The authors aren’t 100 per cent certain that Classic Shell will work with Windows 8, as the app’s FAQ indicates there’s not been formal testing under the RTM version made available for download last week. We’ve not been able to test Classic Shell for long, but after an hour or so of experimentation can report that if Windows 8 is inflicted upon you, it’ll do a job.

See on www.theregister.co.uk

Surface to arrive with Windows 8 on 10/26, says Microsoft

See on Scoop.itDanilo Pianco

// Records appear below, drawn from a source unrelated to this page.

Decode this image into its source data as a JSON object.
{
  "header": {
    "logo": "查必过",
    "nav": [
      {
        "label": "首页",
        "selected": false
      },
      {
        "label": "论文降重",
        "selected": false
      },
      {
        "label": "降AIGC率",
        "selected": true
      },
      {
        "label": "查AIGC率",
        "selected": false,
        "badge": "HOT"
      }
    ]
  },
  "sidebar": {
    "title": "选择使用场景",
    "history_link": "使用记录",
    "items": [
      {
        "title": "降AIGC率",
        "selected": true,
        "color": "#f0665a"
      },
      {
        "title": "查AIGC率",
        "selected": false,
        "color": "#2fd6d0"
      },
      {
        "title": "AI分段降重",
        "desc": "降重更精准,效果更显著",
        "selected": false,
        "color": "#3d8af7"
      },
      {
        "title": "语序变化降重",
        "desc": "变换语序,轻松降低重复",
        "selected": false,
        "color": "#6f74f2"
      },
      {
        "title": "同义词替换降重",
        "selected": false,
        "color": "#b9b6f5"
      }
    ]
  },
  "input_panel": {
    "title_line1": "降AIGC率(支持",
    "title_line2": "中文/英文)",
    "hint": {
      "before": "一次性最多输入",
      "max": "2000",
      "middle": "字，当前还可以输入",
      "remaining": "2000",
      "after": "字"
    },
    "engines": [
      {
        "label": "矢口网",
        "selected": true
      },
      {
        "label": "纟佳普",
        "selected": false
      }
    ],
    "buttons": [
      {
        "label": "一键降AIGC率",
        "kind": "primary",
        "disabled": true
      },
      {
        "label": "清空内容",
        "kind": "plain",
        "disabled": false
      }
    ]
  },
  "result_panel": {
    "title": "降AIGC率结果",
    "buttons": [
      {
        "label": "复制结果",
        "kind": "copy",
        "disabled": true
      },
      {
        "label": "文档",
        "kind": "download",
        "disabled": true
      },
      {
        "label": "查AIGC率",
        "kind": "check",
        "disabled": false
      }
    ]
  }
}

Though it’s not exactly an earth-shattering revelation, Microsoft has confirmed that Surface tablets will arrive October 26 along with Windows 8.
“The next version of our operating system, Windows 8, will be generally available on October 26, 2012. At that time, we will begin selling the Surface, a series of Microsoft-designed and manufactured hardware devices,” Microsoft said in its annual report filed this week with the U.S. Securities and Exchange Commission.
Microsoft has said before that Surface products “would be available the same time that Windows 8” was launched, but it’s reassuring to see the date in writing.
And, remember, those are Windows RT tablets only. The Intel-based Surface Pro is expected about 90 days later, according to Microsoft.
Microsoft has also peppered disclaimers throughout the annual report (these appear often in SEC filings) about the success, or lack thereof, of Windows 8.
In fall 2012, we are launching Windows 8…Its success depends on a number of factors including the extent to which customers embrace its new user interface and functionality, successfully coordinating with our OEM partners in releasing a variety of hardware devices that take advantage of its features, and attracting developers at scale to ensure a competitive array of quality applications. We expect to incur substantial marketing costs in launching Window 8 and associated services and devices, which may reduce our operating margins.”
That last part about “may reduce operating margins” is something Wall Street will of course be watching closely. In short, if Windows 8 is not relatively successful, this may fuel doubts about Microsoft’s viability in the age of the iPad and Android.
The Surface products will be offered in basically two forms. One is expected to be a more price-friendly version running Windows RT on top of ARM chips. The other, likely a bit pricier, will run Windows 8 Pro on top of Intel “Ivy Bridge” processors.

See on news.cnet.com